The ministry added: “The ministry’s supervision and quality control mechanism on tender bids is extremely broad. Suppliers must meet extensive conditions, such as a review by army professionals regarding food technology, health, kashrut and experience – in addition to Health Ministry regulations. A requirements document with technical specifications detail the parameters for food quality and service in the tenders. The ministry has administrative tools to supervise suppliers and ensure compliance with tender terms.
“The number of companies submitting offers in the Defense Ministry’s catering tenders has remained stable. The ministry and the army are working to increase the supplier pool of size. The decision of a particular supplier whether to submit a bid is at their sole discretion and does not attest to the quality of other suppliers.
“The Defense Ministry does not set the wages of catering employees and does not interfere with suppliers’ commercial calculations. However, it does examine whether the suppliers meet their commitments to employee rights. It evaluates the components and reasonableness of the bid, the supplier’s commitments and periodical audit by the Accountant General. Moreover, personnel-based catering contracts are linked to the minimum wage. A minimum-wage increase automatically leads to an increase in the overall monthly remuneration paid to the suppliers to prevent them from incurring losses.

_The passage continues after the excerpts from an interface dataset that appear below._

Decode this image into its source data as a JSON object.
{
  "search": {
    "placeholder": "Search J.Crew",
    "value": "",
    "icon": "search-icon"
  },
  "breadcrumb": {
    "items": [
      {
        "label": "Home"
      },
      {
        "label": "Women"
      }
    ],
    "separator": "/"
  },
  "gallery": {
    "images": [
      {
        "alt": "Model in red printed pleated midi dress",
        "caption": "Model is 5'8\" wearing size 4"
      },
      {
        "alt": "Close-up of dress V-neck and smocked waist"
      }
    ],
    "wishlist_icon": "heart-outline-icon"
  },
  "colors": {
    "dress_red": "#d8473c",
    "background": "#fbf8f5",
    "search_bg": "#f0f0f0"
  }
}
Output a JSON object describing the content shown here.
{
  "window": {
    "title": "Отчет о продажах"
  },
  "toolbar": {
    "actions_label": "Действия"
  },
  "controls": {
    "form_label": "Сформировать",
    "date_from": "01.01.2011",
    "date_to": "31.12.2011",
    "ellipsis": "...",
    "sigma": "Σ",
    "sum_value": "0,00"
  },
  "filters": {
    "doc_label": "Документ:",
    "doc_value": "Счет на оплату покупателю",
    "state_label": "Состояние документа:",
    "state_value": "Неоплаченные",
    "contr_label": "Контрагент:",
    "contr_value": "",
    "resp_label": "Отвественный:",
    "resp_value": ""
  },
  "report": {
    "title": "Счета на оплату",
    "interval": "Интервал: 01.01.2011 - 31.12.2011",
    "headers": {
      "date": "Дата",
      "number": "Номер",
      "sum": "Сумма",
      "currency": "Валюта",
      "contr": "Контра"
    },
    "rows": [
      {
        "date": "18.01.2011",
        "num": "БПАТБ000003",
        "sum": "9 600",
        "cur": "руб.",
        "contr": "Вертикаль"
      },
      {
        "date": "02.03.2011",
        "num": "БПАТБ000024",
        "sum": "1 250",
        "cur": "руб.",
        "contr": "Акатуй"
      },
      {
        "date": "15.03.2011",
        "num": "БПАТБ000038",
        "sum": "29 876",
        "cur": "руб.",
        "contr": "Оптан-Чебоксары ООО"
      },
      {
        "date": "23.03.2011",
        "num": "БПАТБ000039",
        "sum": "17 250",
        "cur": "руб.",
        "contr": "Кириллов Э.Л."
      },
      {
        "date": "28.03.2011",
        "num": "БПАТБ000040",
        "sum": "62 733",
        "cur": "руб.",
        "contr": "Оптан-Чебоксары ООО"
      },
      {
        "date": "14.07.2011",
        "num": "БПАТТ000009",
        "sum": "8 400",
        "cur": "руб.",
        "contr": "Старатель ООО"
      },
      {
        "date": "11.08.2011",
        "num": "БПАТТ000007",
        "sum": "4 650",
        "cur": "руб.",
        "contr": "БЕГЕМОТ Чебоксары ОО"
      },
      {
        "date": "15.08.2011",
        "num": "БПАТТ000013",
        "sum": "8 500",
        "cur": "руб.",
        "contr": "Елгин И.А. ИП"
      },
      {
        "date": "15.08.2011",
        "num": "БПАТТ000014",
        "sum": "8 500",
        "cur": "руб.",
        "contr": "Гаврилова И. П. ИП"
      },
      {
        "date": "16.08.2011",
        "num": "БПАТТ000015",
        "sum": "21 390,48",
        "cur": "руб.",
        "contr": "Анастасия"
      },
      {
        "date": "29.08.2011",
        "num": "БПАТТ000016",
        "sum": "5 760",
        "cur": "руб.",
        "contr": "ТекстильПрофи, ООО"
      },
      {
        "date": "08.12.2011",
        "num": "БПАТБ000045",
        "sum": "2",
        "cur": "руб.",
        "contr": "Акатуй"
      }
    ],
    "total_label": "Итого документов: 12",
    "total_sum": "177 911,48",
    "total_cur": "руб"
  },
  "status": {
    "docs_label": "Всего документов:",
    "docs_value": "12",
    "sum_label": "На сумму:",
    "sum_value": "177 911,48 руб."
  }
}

“The ministry works subject to the provisions of the Mandatory Tenders Law and makes acquisitions in accordance with the demands of the army and its specifications for the products it wishes to purchase. The decision whether to take action over violation of terms of a tender is based on the review and findings of the relevant professionals overseeing contract compliance, with an emphasis on health, kashrut, and technical instructions.
“In view of the results of the Channel 12 report, the ministry conducted an examination of the City of Training Bases concessionaire. The concessionaire submitted two tests conducted on its own initiative. Results were within normal range for all criteria tested. In addition, the concessionaire took a number of steps in the wake of the investigative report, including thorough cleaning and disinfection of all kitchen units, explaining work procedures and food processes to all employees, strict control of personal hygiene of employees (gloves, head coverings, handwashing, etc.) and overall support. Catering is checked daily by the food technologist of Mabat LeNegev Operators and by tests conducted by the public health officer at the training base command.”
The IDF Spokesperson’s unit commented: “The IDF sees great importance in providing high quality, healthy meals to all its service personnel. Following an internal audit by the logistics and technology division, as well as dissatisfaction expressed by service personnel, we are taking steps to improve the nutrition throughout the IDF, with an emphasis on operational and training units.
“Concerning tenders for meals for soldiers, there are minimum conditions and quality standards required of suppliers submitting bids for tenders. Furthermore, there is ongoing supervision of all winning suppliers, as well as comprehensive quality control of all food items purchased, including lab tests and monitoring of food suppliers.
“Moreover, tests are collected from food samples from meals checked by the IDF’s health personnel.
“The Technological and Logistics Directorate is currently formulating a plan that will be implemented in the next few weeks and will impact the army’s entire nutritional approach.”